▶

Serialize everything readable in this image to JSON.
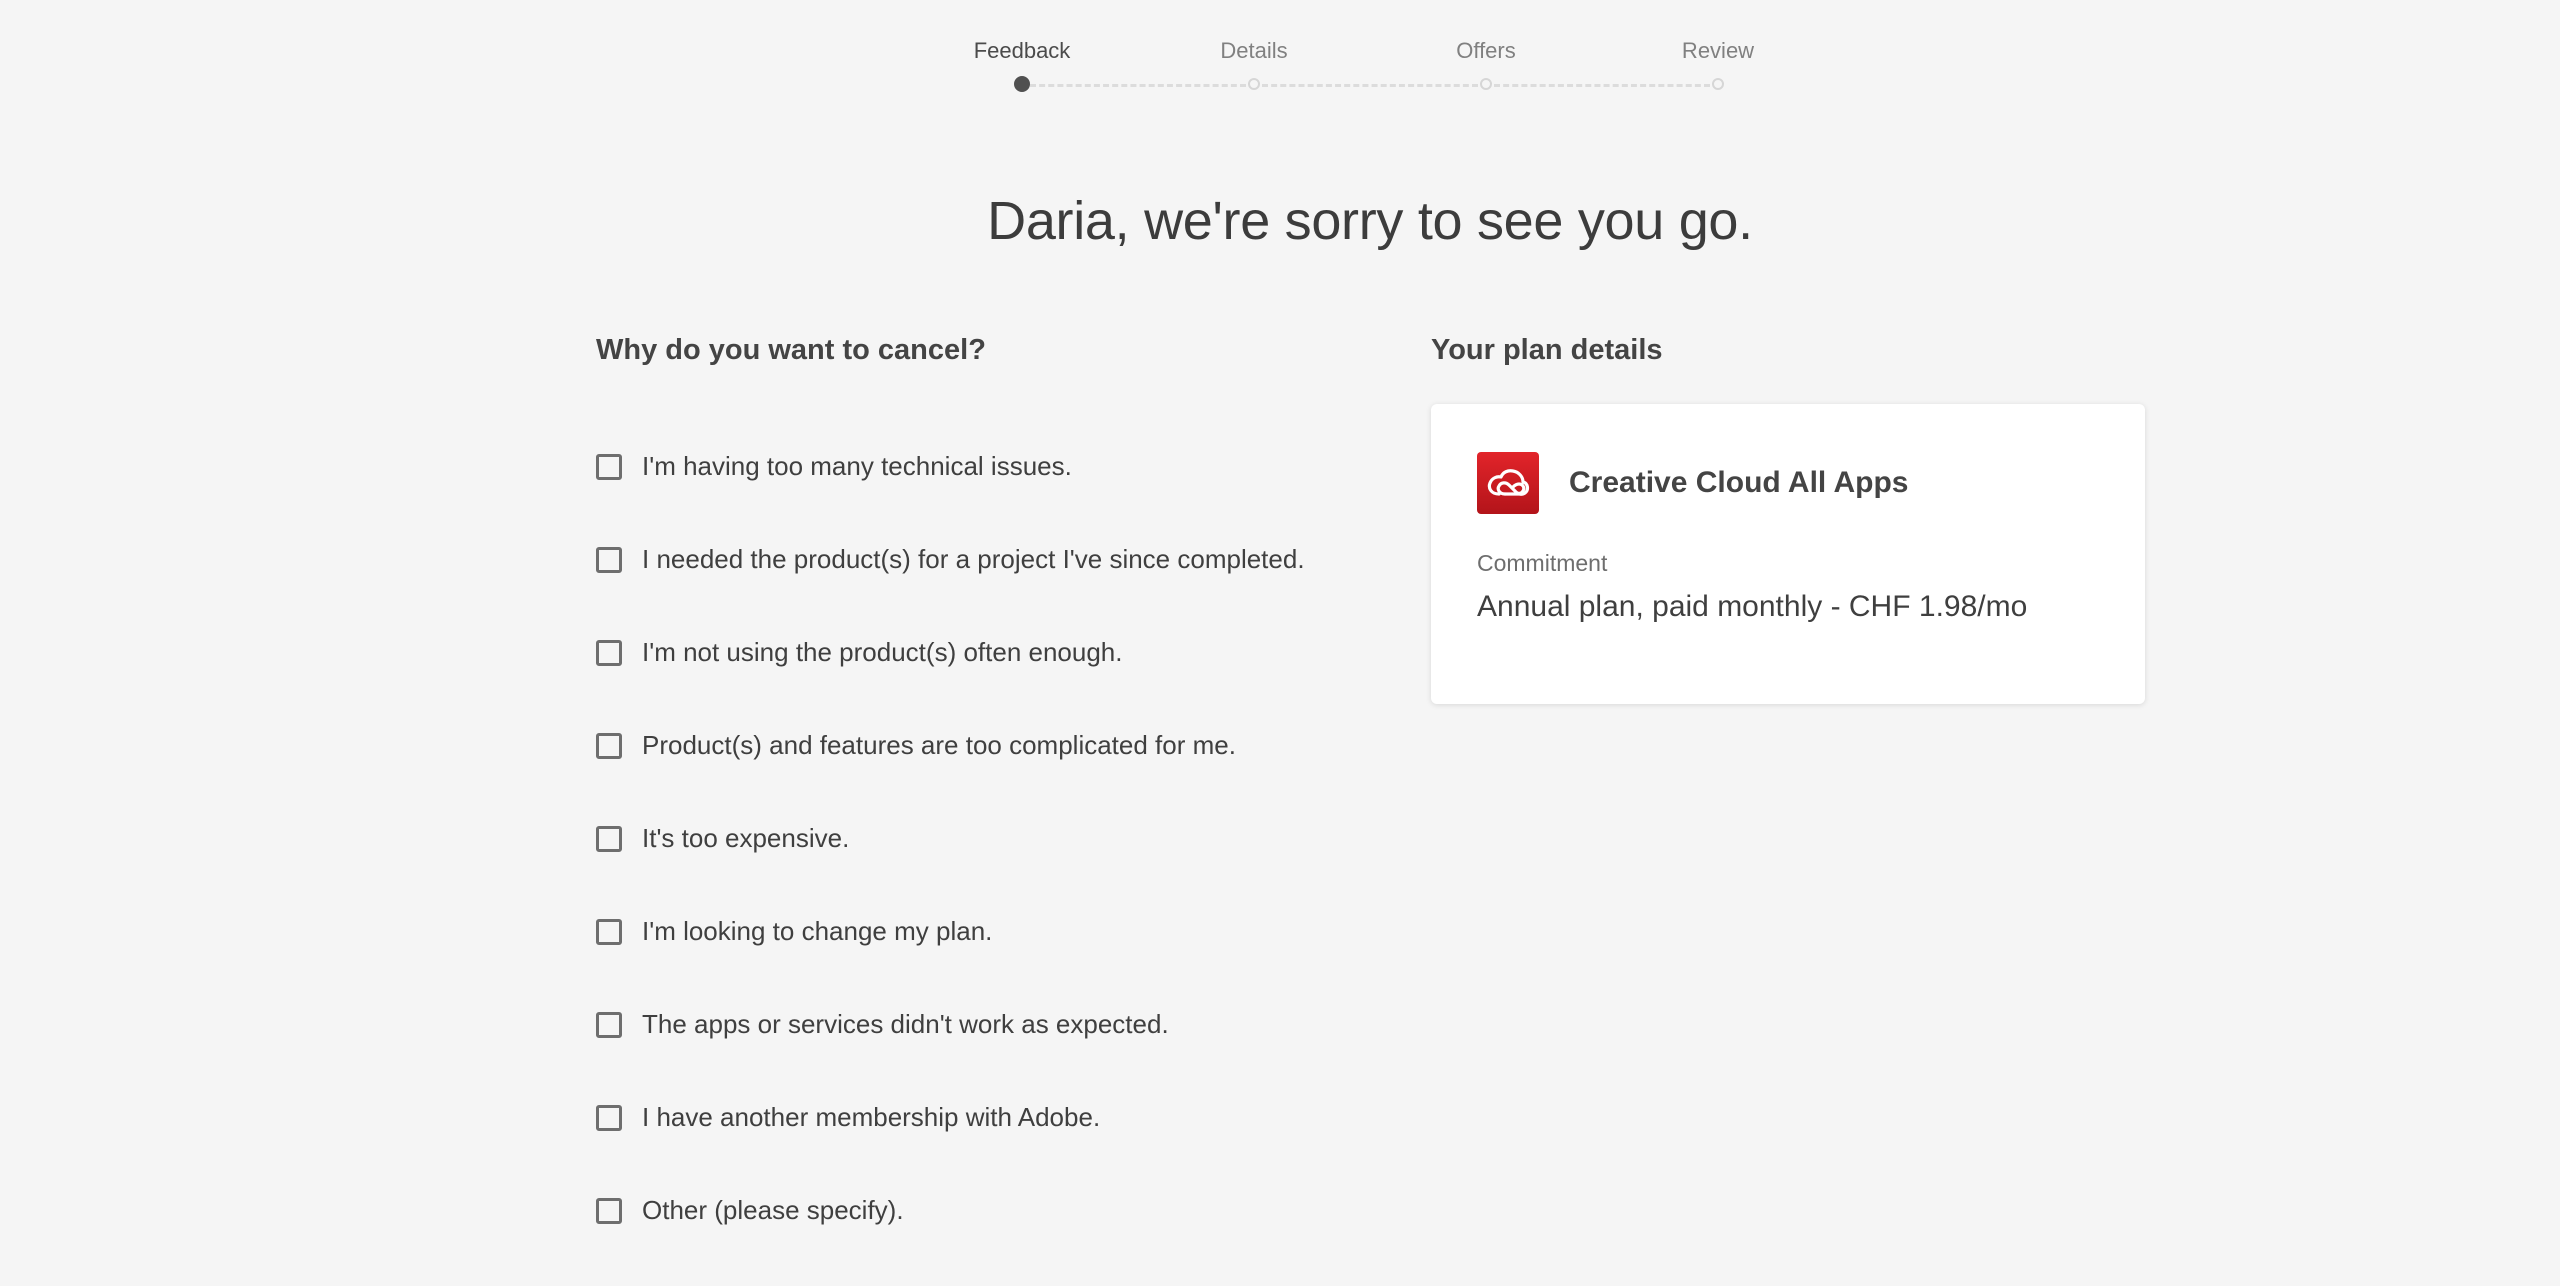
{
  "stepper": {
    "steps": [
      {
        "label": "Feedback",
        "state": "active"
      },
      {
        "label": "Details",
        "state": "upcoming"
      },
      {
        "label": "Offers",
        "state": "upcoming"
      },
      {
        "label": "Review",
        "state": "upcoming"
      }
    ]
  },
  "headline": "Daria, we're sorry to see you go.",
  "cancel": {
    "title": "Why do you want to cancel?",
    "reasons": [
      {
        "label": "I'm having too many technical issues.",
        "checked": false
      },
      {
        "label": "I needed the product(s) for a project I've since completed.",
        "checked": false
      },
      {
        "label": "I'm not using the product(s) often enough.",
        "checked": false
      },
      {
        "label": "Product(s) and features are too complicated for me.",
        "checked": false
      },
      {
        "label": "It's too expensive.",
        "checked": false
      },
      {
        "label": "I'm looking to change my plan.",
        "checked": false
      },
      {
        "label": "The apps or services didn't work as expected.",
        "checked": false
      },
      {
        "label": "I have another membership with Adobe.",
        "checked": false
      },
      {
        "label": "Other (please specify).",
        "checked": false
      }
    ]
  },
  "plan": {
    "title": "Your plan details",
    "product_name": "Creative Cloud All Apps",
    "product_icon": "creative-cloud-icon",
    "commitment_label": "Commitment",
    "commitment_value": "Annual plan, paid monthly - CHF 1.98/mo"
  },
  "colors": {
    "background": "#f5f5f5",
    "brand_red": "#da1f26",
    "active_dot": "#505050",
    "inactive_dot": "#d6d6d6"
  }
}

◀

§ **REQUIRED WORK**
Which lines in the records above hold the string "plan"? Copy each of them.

§ **EXERCISE SOLUTION**
        "label": "I'm looking to change my plan.",
  "plan": {
    "title": "Your plan details",
    "commitment_value": "Annual plan, paid monthly - CHF 1.98/mo"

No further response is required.